Activity - What lines in the following entries hold the word "Apollo"? Copy each one.

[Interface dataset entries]
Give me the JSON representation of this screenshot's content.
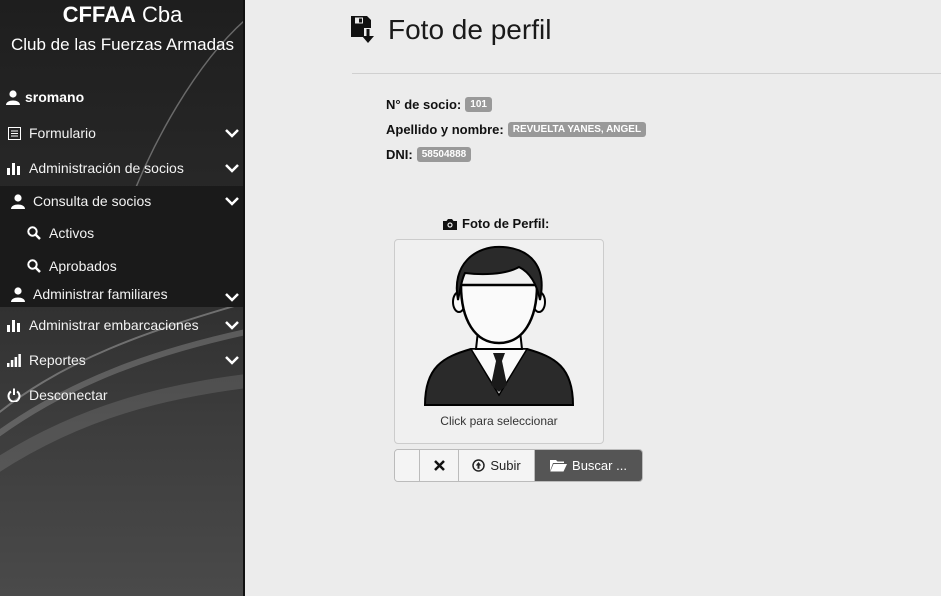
{
  "sidebar": {
    "brand_bold": "CFFAA",
    "brand_rest": " Cba",
    "subtitle": "Club de las Fuerzas Armadas",
    "username": "sromano",
    "items": [
      {
        "label": "Formulario",
        "icon": "list-icon"
      },
      {
        "label": "Administración de socios",
        "icon": "bar-chart-icon"
      },
      {
        "label": "Consulta de socios",
        "icon": "user-icon"
      },
      {
        "label": "Activos",
        "icon": "search-icon"
      },
      {
        "label": "Aprobados",
        "icon": "search-icon"
      },
      {
        "label": "Administrar familiares",
        "icon": "user-icon"
      },
      {
        "label": "Administrar embarcaciones",
        "icon": "bar-chart-icon"
      },
      {
        "label": "Reportes",
        "icon": "signal-icon"
      },
      {
        "label": "Desconectar",
        "icon": "power-icon"
      }
    ]
  },
  "main": {
    "title": "Foto de perfil",
    "socio_label": "N° de socio:",
    "socio_value": "101",
    "nombre_label": "Apellido y nombre:",
    "nombre_value": "REVUELTA YANES, ANGEL",
    "dni_label": "DNI:",
    "dni_value": "58504888",
    "foto_label": "Foto de Perfil:",
    "click_label": "Click para seleccionar",
    "subir_label": "Subir",
    "buscar_label": "Buscar ..."
  }
}
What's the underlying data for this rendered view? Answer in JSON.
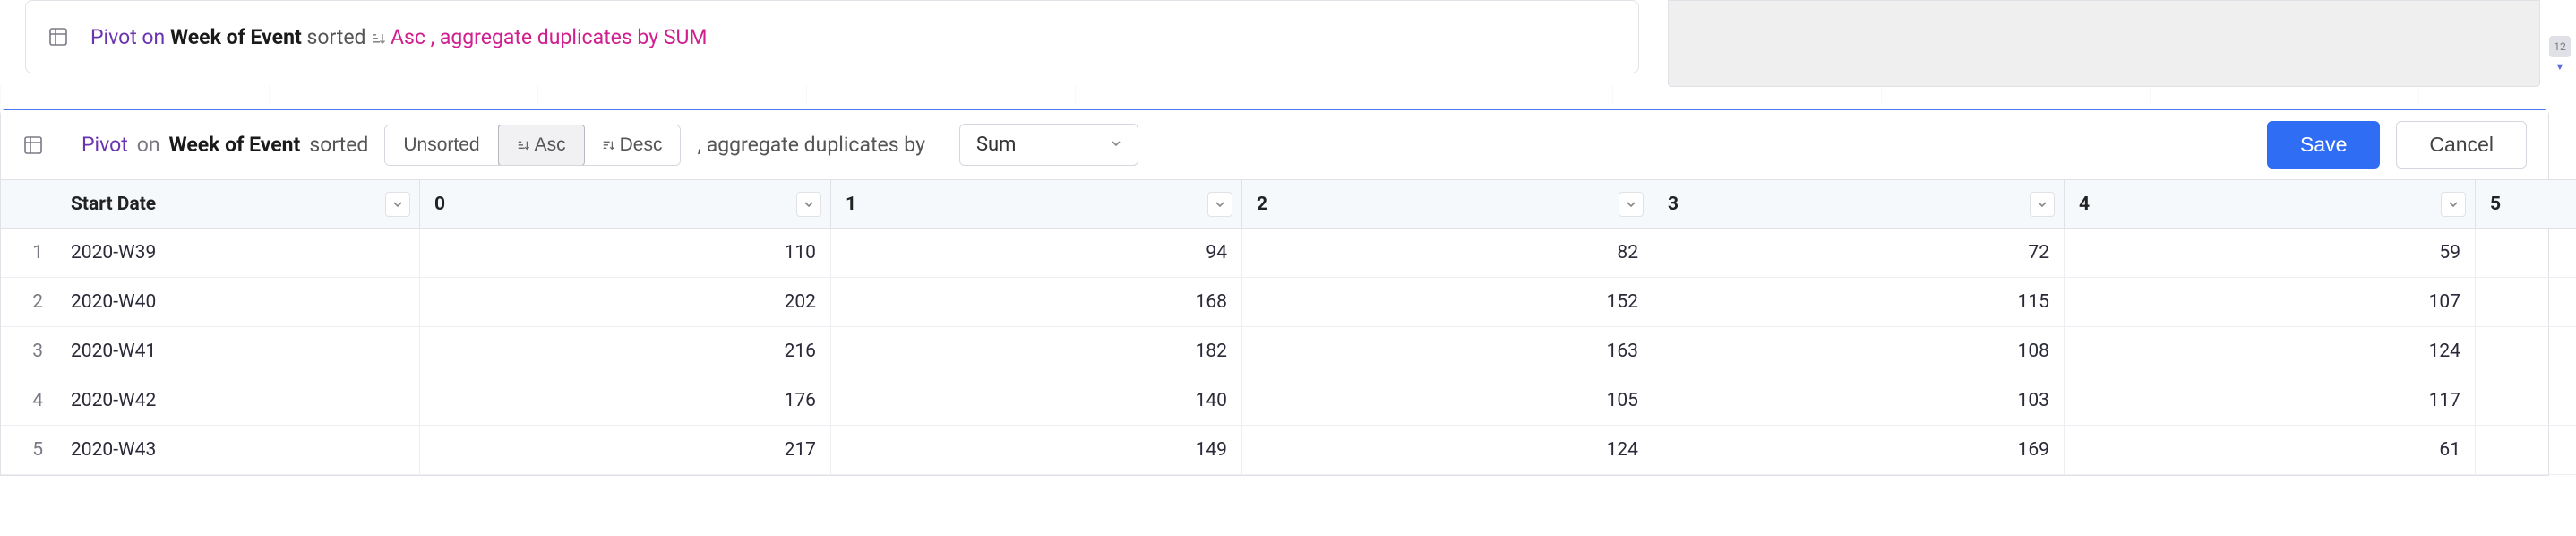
{
  "summary": {
    "prefix": "Pivot on",
    "field": "Week of Event",
    "sorted": "sorted",
    "direction": "Asc",
    "agg_phrase": ", aggregate duplicates by",
    "agg_value": "SUM"
  },
  "editor": {
    "pivot": "Pivot",
    "on": "on",
    "field": "Week of Event",
    "sorted": "sorted",
    "buttons": {
      "unsorted": "Unsorted",
      "asc": "Asc",
      "desc": "Desc"
    },
    "agg_phrase": ", aggregate duplicates by",
    "agg_selected": "Sum",
    "save": "Save",
    "cancel": "Cancel"
  },
  "badge": {
    "count": "12"
  },
  "table": {
    "columns": [
      "Start Date",
      "0",
      "1",
      "2",
      "3",
      "4",
      "5"
    ],
    "rows": [
      {
        "n": "1",
        "label": "2020-W39",
        "v": [
          "110",
          "94",
          "82",
          "72",
          "59",
          ""
        ]
      },
      {
        "n": "2",
        "label": "2020-W40",
        "v": [
          "202",
          "168",
          "152",
          "115",
          "107",
          ""
        ]
      },
      {
        "n": "3",
        "label": "2020-W41",
        "v": [
          "216",
          "182",
          "163",
          "108",
          "124",
          ""
        ]
      },
      {
        "n": "4",
        "label": "2020-W42",
        "v": [
          "176",
          "140",
          "105",
          "103",
          "117",
          ""
        ]
      },
      {
        "n": "5",
        "label": "2020-W43",
        "v": [
          "217",
          "149",
          "124",
          "169",
          "61",
          ""
        ]
      }
    ]
  }
}
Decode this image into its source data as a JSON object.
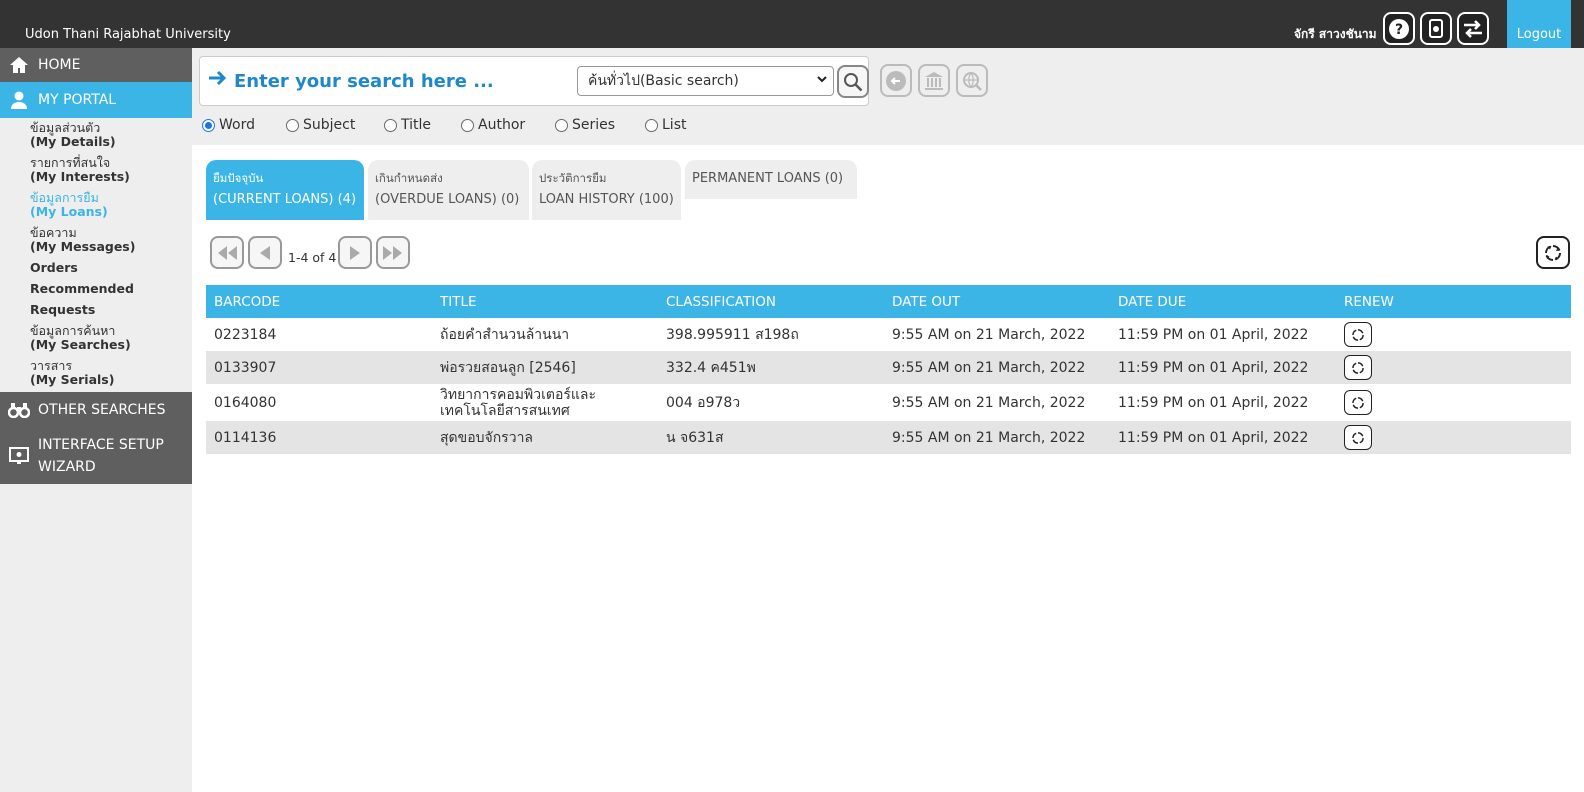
{
  "header": {
    "university": "Udon Thani Rajabhat University",
    "user_name": "จักรี สาวงชันาม",
    "logout_label": "Logout",
    "icons": [
      "help-icon",
      "settings-icon",
      "switch-icon"
    ]
  },
  "sidebar": {
    "home": "HOME",
    "my_portal": "MY PORTAL",
    "sub_items": [
      {
        "th": "ข้อมูลส่วนตัว",
        "en": "(My Details)"
      },
      {
        "th": "รายการที่สนใจ",
        "en": "(My Interests)"
      },
      {
        "th": "ข้อมูลการยืม",
        "en": "(My Loans)"
      },
      {
        "th": "ข้อความ",
        "en": "(My Messages)"
      },
      {
        "th": "",
        "en": "Orders"
      },
      {
        "th": "",
        "en": "Recommended"
      },
      {
        "th": "",
        "en": "Requests"
      },
      {
        "th": "ข้อมูลการค้นหา",
        "en": "(My Searches)"
      },
      {
        "th": "วารสาร",
        "en": "(My Serials)"
      }
    ],
    "other_searches": "OTHER SEARCHES",
    "wizard_line1": "INTERFACE SETUP",
    "wizard_line2": "WIZARD"
  },
  "search": {
    "placeholder": "Enter your search here ...",
    "mode_selected": "ค้นทั่วไป(Basic search)",
    "radio_options": [
      "Word",
      "Subject",
      "Title",
      "Author",
      "Series",
      "List"
    ],
    "radio_selected": "Word"
  },
  "tabs": [
    {
      "th": "ยืมปัจจุบัน",
      "en": "(CURRENT LOANS) (4)"
    },
    {
      "th": "เกินกำหนดส่ง",
      "en": "(OVERDUE LOANS) (0)"
    },
    {
      "th": "ประวัติการยืม",
      "en": "LOAN HISTORY (100)"
    },
    {
      "th": "",
      "en": "PERMANENT LOANS (0)"
    }
  ],
  "pager": {
    "text": "1-4 of 4"
  },
  "table": {
    "headers": [
      "BARCODE",
      "TITLE",
      "CLASSIFICATION",
      "DATE OUT",
      "DATE DUE",
      "RENEW"
    ],
    "rows": [
      {
        "barcode": "0223184",
        "title": "ถ้อยคำสำนวนล้านนา",
        "classification": "398.995911 ส198ถ",
        "date_out": "9:55 AM on 21 March, 2022",
        "date_due": "11:59 PM on 01 April, 2022"
      },
      {
        "barcode": "0133907",
        "title": "พ่อรวยสอนลูก [2546]",
        "classification": "332.4 ค451พ",
        "date_out": "9:55 AM on 21 March, 2022",
        "date_due": "11:59 PM on 01 April, 2022"
      },
      {
        "barcode": "0164080",
        "title": "วิทยาการคอมพิวเตอร์และเทคโนโลยีสารสนเทศ",
        "classification": "004 อ978ว",
        "date_out": "9:55 AM on 21 March, 2022",
        "date_due": "11:59 PM on 01 April, 2022"
      },
      {
        "barcode": "0114136",
        "title": "สุดขอบจักรวาล",
        "classification": "น จ631ส",
        "date_out": "9:55 AM on 21 March, 2022",
        "date_due": "11:59 PM on 01 April, 2022"
      }
    ]
  },
  "colors": {
    "accent": "#3bb5e5",
    "topbar": "#333333",
    "sidebar_dark": "#5f5f5f",
    "link_blue": "#1e88c9"
  }
}
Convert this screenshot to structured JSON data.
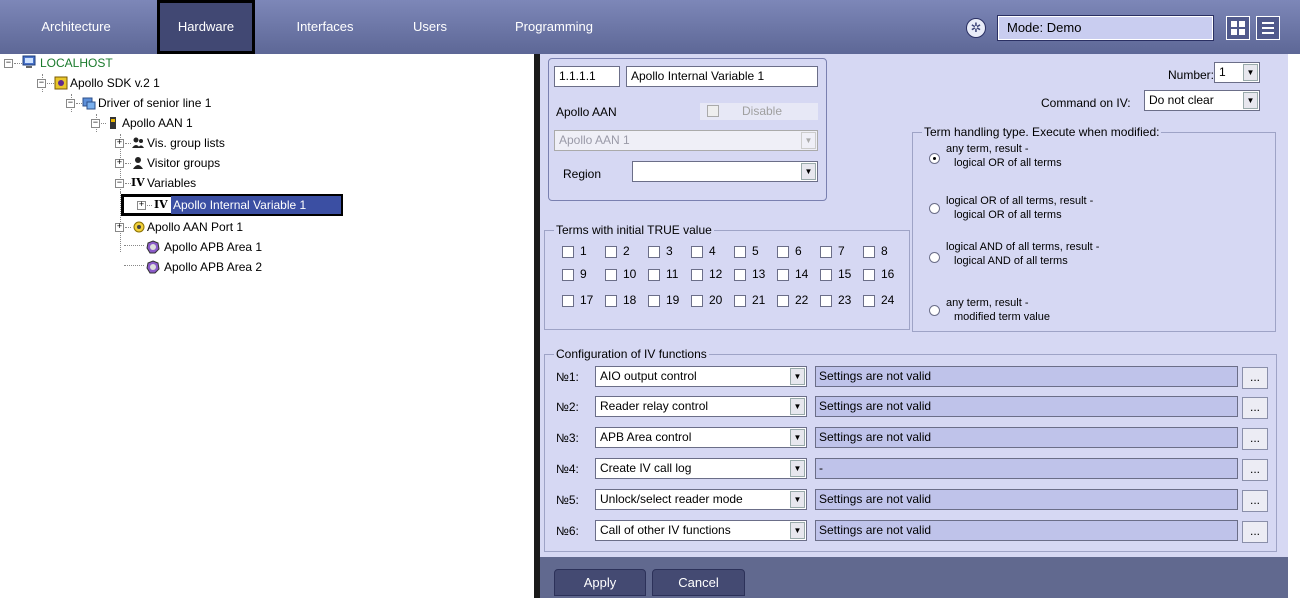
{
  "tabs": [
    {
      "label": "Architecture"
    },
    {
      "label": "Hardware"
    },
    {
      "label": "Interfaces"
    },
    {
      "label": "Users"
    },
    {
      "label": "Programming"
    }
  ],
  "mode": {
    "label": "Mode: Demo"
  },
  "tree": {
    "localhost": "LOCALHOST",
    "sdk": "Apollo SDK v.2 1",
    "driver": "Driver of senior line 1",
    "aan": "Apollo AAN 1",
    "vis_group_lists": "Vis. group lists",
    "visitor_groups": "Visitor groups",
    "variables": "Variables",
    "internal_variable": "Apollo Internal Variable 1",
    "aan_port": "Apollo AAN Port 1",
    "apb_area_1": "Apollo APB Area 1",
    "apb_area_2": "Apollo APB Area 2"
  },
  "form": {
    "id_value": "1.1.1.1",
    "name_value": "Apollo Internal Variable 1",
    "aan_label": "Apollo AAN",
    "disable_label": "Disable",
    "aan_select": "Apollo AAN 1",
    "region_label": "Region",
    "region_value": "",
    "number_label": "Number:",
    "number_value": "1",
    "command_label": "Command on IV:",
    "command_value": "Do not clear"
  },
  "term_handling": {
    "title": "Term handling type. Execute when modified:",
    "options": [
      {
        "line1": "any term, result -",
        "line2": "logical OR of all terms",
        "selected": true
      },
      {
        "line1": "logical OR of all terms, result -",
        "line2": "logical OR of all terms",
        "selected": false
      },
      {
        "line1": "logical AND of all terms, result -",
        "line2": "logical AND of all terms",
        "selected": false
      },
      {
        "line1": "any term, result -",
        "line2": "modified term value",
        "selected": false
      }
    ]
  },
  "terms": {
    "title": "Terms with initial TRUE value",
    "numbers": [
      "1",
      "2",
      "3",
      "4",
      "5",
      "6",
      "7",
      "8",
      "9",
      "10",
      "11",
      "12",
      "13",
      "14",
      "15",
      "16",
      "17",
      "18",
      "19",
      "20",
      "21",
      "22",
      "23",
      "24"
    ]
  },
  "iv_functions": {
    "title": "Configuration of IV functions",
    "rows": [
      {
        "label": "№1:",
        "function": "AIO output control",
        "status": "Settings are not valid"
      },
      {
        "label": "№2:",
        "function": "Reader relay control",
        "status": "Settings are not valid"
      },
      {
        "label": "№3:",
        "function": "APB Area control",
        "status": "Settings are not valid"
      },
      {
        "label": "№4:",
        "function": "Create IV call log",
        "status": "-"
      },
      {
        "label": "№5:",
        "function": "Unlock/select reader mode",
        "status": "Settings are not valid"
      },
      {
        "label": "№6:",
        "function": "Call of other IV functions",
        "status": "Settings are not valid"
      }
    ],
    "ellipsis": "..."
  },
  "buttons": {
    "apply": "Apply",
    "cancel": "Cancel"
  },
  "colors": {
    "topbar": "#6b75a8",
    "active_tab": "#414873",
    "panel": "#d6d8f3",
    "status_field": "#bfc3ea",
    "tree_root": "#1a7a2c",
    "tree_selected": "#3b4fa3"
  },
  "icons": [
    "gear-icon",
    "layout-icon",
    "menu-icon",
    "computer-icon",
    "sdk-icon",
    "driver-icon",
    "controller-icon",
    "group-list-icon",
    "visitor-icon",
    "iv-icon",
    "port-icon",
    "area-icon"
  ]
}
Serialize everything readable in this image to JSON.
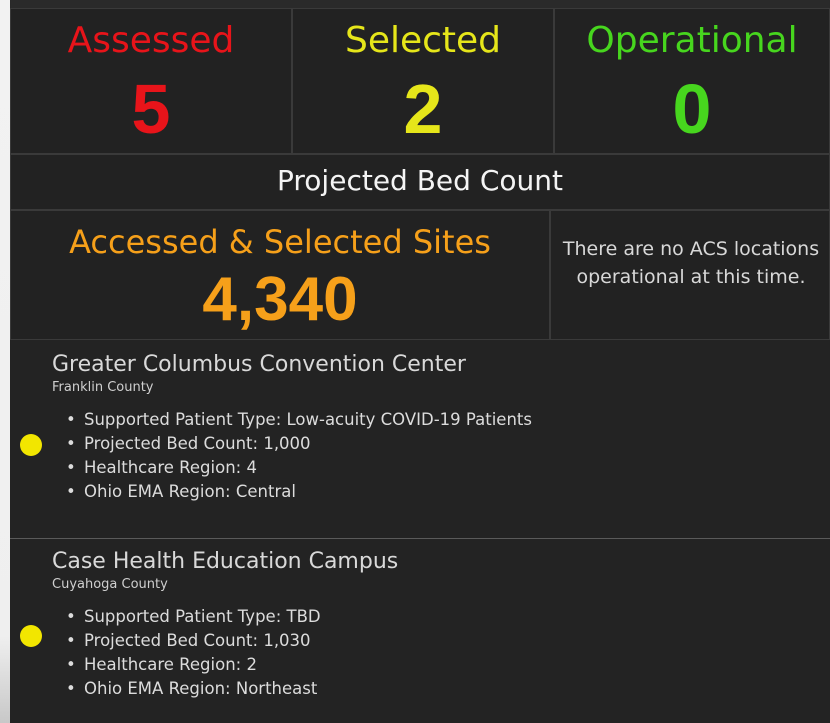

Output of the task -
    "sdk": "Apollo SDK v.2 1",
    "aan": "Apollo AAN 1",
    "internal_variable": "Apollo Internal Variable 1",
    "aan_port": "Apollo AAN Port 1",
    "apb_area_1": "Apollo APB Area 1",
    "apb_area_2": "Apollo APB Area 2"
    "name_value": "Apollo Internal Variable 1",
    "aan_label": "Apollo AAN",
    "aan_select": "Apollo AAN 1",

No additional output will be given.